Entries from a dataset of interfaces
Segment Open
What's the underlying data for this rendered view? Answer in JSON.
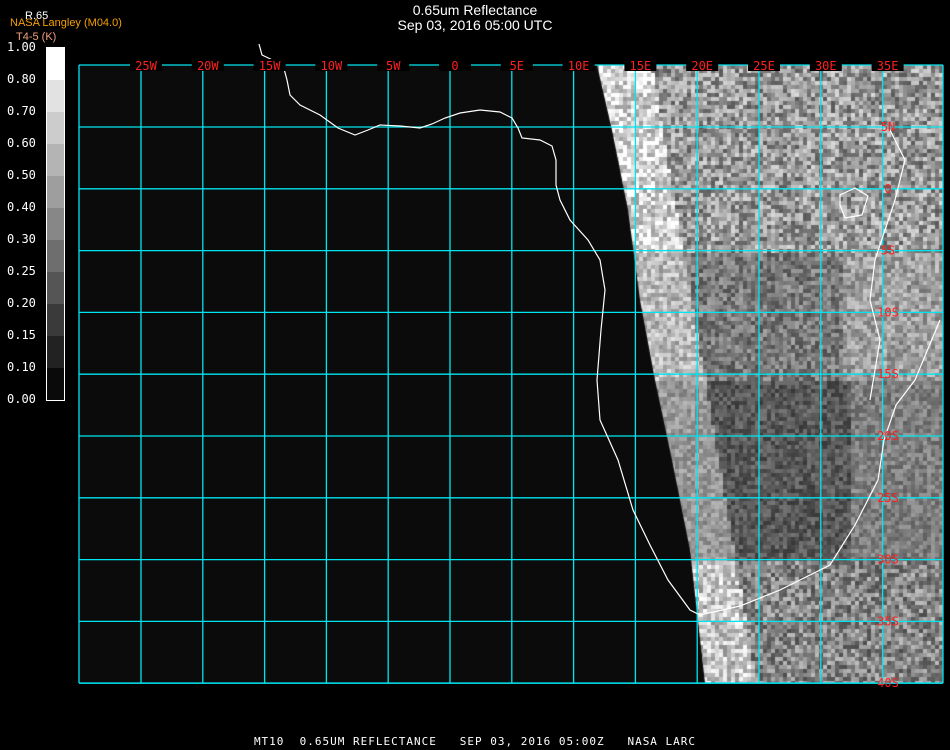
{
  "header": {
    "title": "0.65um Reflectance",
    "subtitle": "Sep 03, 2016 05:00 UTC"
  },
  "colorbar": {
    "variable": "R.65",
    "source": "NASA Langley (M04.0)",
    "unit": "T4-5 (K)",
    "labels": [
      "0.00",
      "0.10",
      "0.15",
      "0.20",
      "0.25",
      "0.30",
      "0.40",
      "0.50",
      "0.60",
      "0.70",
      "0.80",
      "1.00"
    ],
    "bin_colors": [
      "#0a0a0a",
      "#222222",
      "#3a3a3a",
      "#555555",
      "#6e6e6e",
      "#878787",
      "#9e9e9e",
      "#b4b4b4",
      "#cccccc",
      "#e2e2e2",
      "#ffffff"
    ]
  },
  "map": {
    "longitude_labels": [
      "25W",
      "20W",
      "15W",
      "10W",
      "5W",
      "0",
      "5E",
      "10E",
      "15E",
      "20E",
      "25E",
      "30E",
      "35E"
    ],
    "latitude_labels": [
      "5N",
      "0",
      "5S",
      "10S",
      "15S",
      "20S",
      "25S",
      "30S",
      "35S",
      "40S"
    ],
    "grid_color": "#00e5f0",
    "label_color": "#ff2020",
    "coastline_color": "#ffffff",
    "background_color": "#0b0b0b"
  },
  "footer": {
    "text": "MT10  0.65UM REFLECTANCE   SEP 03, 2016 05:00Z   NASA LARC"
  }
}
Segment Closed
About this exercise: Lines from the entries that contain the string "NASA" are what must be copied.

Solution for this task:
    "source": "NASA Langley (M04.0)",
    "text": "MT10  0.65UM REFLECTANCE   SEP 03, 2016 05:00Z   NASA LARC"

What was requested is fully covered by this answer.